The boy puts his hand out and Gus takes it in his. They walk back to the white clapboard house. They can hear the chickens scuffling in the yard.
After dinner, while it is still light out, the boy’s parents come to pick him up. Belle gives him a paper bag full to the top with green beans, cucumbers, and tomatoes.
He climbs into the back seat of the car. They drive south on 22, back toward the city, and the boy never comes to visit the family in the white house in the Mettawee Valley among the Green Mountains and the cool running stream in the distance ever again.
7 thoughts on “The Father of the Year”
Today is Cindy and my 51 wedding anniversary. Thank you for your gift of Father of The Year.
My father’s name is Louis. I am lucky he us still on this earth. I will see him tomorrow for the first time since Christmas. Thank you Joe. Happy Father’s Day
“…a slow surprise winter sunrise.”
As always, your stories are thought provoking. Thank you for sharing them. I’m sorry that the little boy never returned for another visit because I’m such a lover of happy endings. I would have liked to see that Joseph learned not to be afraid of his cousin Louis, but more than that, there was so much more that he could have learned from Gus. It leaves me wondering….
Joseph N. Muzio
Lovely thought provoking story. It made me reflect on my father and his father and how they clearly live on in me. Also, it showed me the inevitable transcendence to my children.
Thank you for sharing your thoughts and stories.

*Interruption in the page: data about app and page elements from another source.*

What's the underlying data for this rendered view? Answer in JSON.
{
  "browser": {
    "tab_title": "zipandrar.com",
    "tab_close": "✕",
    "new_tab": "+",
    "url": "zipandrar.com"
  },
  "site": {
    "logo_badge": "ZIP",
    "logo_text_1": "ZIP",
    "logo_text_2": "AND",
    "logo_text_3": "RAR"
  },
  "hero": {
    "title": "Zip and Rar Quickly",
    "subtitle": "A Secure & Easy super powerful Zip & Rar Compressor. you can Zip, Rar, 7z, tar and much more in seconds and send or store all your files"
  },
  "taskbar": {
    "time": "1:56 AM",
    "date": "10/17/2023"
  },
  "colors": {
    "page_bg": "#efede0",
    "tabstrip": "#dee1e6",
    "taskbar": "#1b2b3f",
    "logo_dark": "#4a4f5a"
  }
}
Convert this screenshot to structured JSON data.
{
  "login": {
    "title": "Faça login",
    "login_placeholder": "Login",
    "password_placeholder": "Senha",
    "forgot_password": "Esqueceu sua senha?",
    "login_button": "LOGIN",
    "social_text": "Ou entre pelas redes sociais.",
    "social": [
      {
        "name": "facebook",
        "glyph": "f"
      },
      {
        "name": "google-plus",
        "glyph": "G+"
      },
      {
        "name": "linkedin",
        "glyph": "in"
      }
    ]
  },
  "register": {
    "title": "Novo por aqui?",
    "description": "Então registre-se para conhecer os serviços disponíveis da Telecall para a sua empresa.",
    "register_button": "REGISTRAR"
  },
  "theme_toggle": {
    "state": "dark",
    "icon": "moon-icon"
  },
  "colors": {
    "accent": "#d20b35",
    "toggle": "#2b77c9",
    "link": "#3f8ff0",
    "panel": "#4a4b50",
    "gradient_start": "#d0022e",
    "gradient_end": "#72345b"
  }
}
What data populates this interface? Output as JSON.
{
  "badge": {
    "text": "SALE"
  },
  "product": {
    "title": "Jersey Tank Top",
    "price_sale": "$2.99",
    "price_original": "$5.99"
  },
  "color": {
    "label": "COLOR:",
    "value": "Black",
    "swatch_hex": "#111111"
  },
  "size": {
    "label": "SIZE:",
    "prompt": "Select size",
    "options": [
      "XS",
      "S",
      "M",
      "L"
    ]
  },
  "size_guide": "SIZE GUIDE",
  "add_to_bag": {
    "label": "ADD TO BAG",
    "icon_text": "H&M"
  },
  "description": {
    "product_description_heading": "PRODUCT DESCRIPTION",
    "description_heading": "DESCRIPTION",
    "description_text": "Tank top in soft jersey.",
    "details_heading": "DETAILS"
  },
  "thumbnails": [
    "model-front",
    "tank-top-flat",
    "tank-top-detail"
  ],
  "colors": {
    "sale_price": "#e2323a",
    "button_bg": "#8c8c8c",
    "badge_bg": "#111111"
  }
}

I had to look up the Mettawee Valley and see where south on 22 leads.